y <- eta + error

\(b\) estimation

# estimate with riPEER 
riPEER.out   <- riPEER(Q = L, y = y, Z = Z, X = X, verbose = FALSE)
b.est.riPEER <- riPEER.out$b.est
c(riPEER.out$lambda.Q, riPEER.out$lambda.R)
## [1]  1.44594 14.96809
# estimate with cv.glmnet 
cv.out.glmnet <- cv.glmnet(x = cbind(X,Z), y = y, alpha = 0, intercept = FALSE)
b.est.cv.glmnet <- unlist(coef(cv.out.glmnet))[5:54] # exclude intercept and covs

\(b\) estimates plot

\(b\) estimation error

MSEr <- function(b.true, b.est) sum((b.true-b.est)^2)/sum(b.true^2)

# (riPEER error, cv.glmnet error)
c(MSEr(b.true,b.est.riPEER), MSEr(b.true,b.est.cv.glmnet))
## [1] 0.5596557 1.5799423
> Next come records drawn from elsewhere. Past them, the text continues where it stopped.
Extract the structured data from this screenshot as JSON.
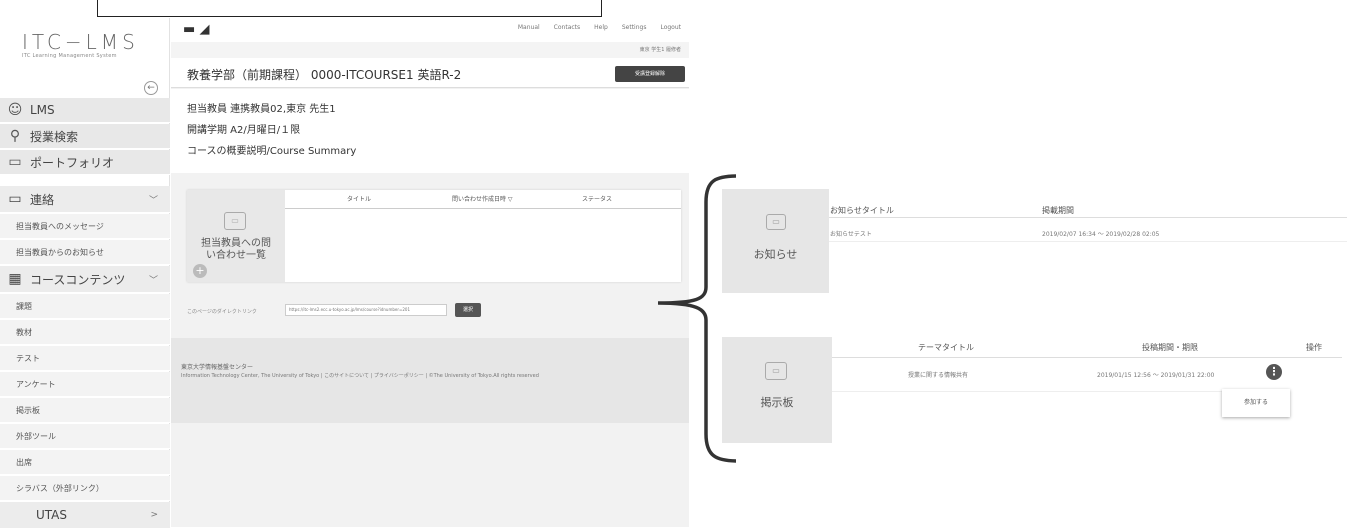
{
  "sidebar": {
    "logo": "ITC−LMS",
    "logo_sub": "ITC Learning Management System",
    "collapse_icon": "←",
    "main_items": [
      {
        "label": "LMS",
        "icon": "☺"
      },
      {
        "label": "授業検索",
        "icon": "⚲"
      },
      {
        "label": "ポートフォリオ",
        "icon": "▭"
      }
    ],
    "groups": [
      {
        "label": "連絡",
        "icon": "▭",
        "sub": [
          "担当教員へのメッセージ",
          "担当教員からのお知らせ"
        ]
      },
      {
        "label": "コースコンテンツ",
        "icon": "▦",
        "sub": [
          "課題",
          "教材",
          "テスト",
          "アンケート",
          "掲示板",
          "外部ツール",
          "出席",
          "シラバス（外部リンク）"
        ]
      }
    ],
    "utas": {
      "label": "UTAS",
      "chevron": ">"
    }
  },
  "topbar": {
    "nav": [
      "Manual",
      "Contacts",
      "Help",
      "Settings",
      "Logout"
    ],
    "user": "東京  学生1  履修者"
  },
  "course": {
    "title": "教養学部（前期課程） 0000-ITCOURSE1 英語R-2",
    "unregister_label": "受講登録解除",
    "teacher": "担当教員 連携教員02,東京  先生1",
    "schedule": "開講学期 A2/月曜日/１限",
    "summary": "コースの概要説明/Course Summary"
  },
  "inquiry": {
    "label": "担当教員への問い合わせ一覧",
    "icon": "▭",
    "plus": "+",
    "columns": [
      "タイトル",
      "問い合わせ作成日時 ▽",
      "ステータス"
    ]
  },
  "direct_link": {
    "label": "このページのダイレクトリンク",
    "url": "https://itc-lms2.ecc.u-tokyo.ac.jp/lms/course?idnumber=201",
    "button": "選択"
  },
  "footer": {
    "org": "東京大学情報基盤センター",
    "line": "Information Technology Center, The University of Tokyo  |  このサイトについて  |  プライバシーポリシー  |  ©The University of Tokyo.All rights reserved"
  },
  "notice": {
    "label": "お知らせ",
    "icon": "▭",
    "col_title": "お知らせタイトル",
    "col_period": "掲載期間",
    "row_title": "お知らせテスト",
    "row_period": "2019/02/07 16:34 ～ 2019/02/28 02:05"
  },
  "board": {
    "label": "掲示板",
    "icon": "▭",
    "col_theme": "テーマタイトル",
    "col_period": "投稿期間・期限",
    "col_op": "操作",
    "row_theme": "授業に関する情報共有",
    "row_period": "2019/01/15 12:56 ～ 2019/01/31 22:00",
    "op_icon": "⋮",
    "join_label": "参加する"
  }
}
example 3: riPEERc used as ordinary ridge estimator

# example based on `glmnet::cv.glmnet` CRAN documentation
set.seed(1010)
n=1000;p=100
nzc=trunc(p/10)
x=matrix(rnorm(n*p),n,p)
beta=rnorm(nzc)
fx= x[,seq(nzc)] %*% beta
eps=rnorm(n)*5
y=drop(fx+eps)
set.seed(1011)
cvob1=cv.glmnet(x,y, alpha = 0)
est.cv.glmnet <- coef(cvob1)[-c(1)] # exclude intercept and covs

# use riPEERc (X has column of 1s to represent intercept in a model)
riPEERc.out <- riPEERc(Q = diag(p), y = matrix(y), Z = x, X = matrix(rep(1,n)))
est.riPEERc <- riPEERc.out$b.est

\(b\) estimates plot

\(b\) estimation error

MSEr <- function(b.true, b.est) sum((b.true-b.est)^2)/sum(b.true^2)

# (riPEER error, cv.glmnet error)
c(MSEr(beta,est.riPEERc), MSEr(beta,est.cv.glmnet))
## [1] 9.398393 9.415188

Conclusion

References

  1. Karas, M., Brzyski, D., Dzemidzic, M., J., Kareken, D.A., Randolph, T.W., Harezlak, J. (2017). Brain connectivity-informed regularization methods for regression. doi: https://doi.org/10.1101/117945

  1. riPEER might be also used as ridge regression estimator by supplying a diagonal matrix as Q argument. see: Examples. Example 3.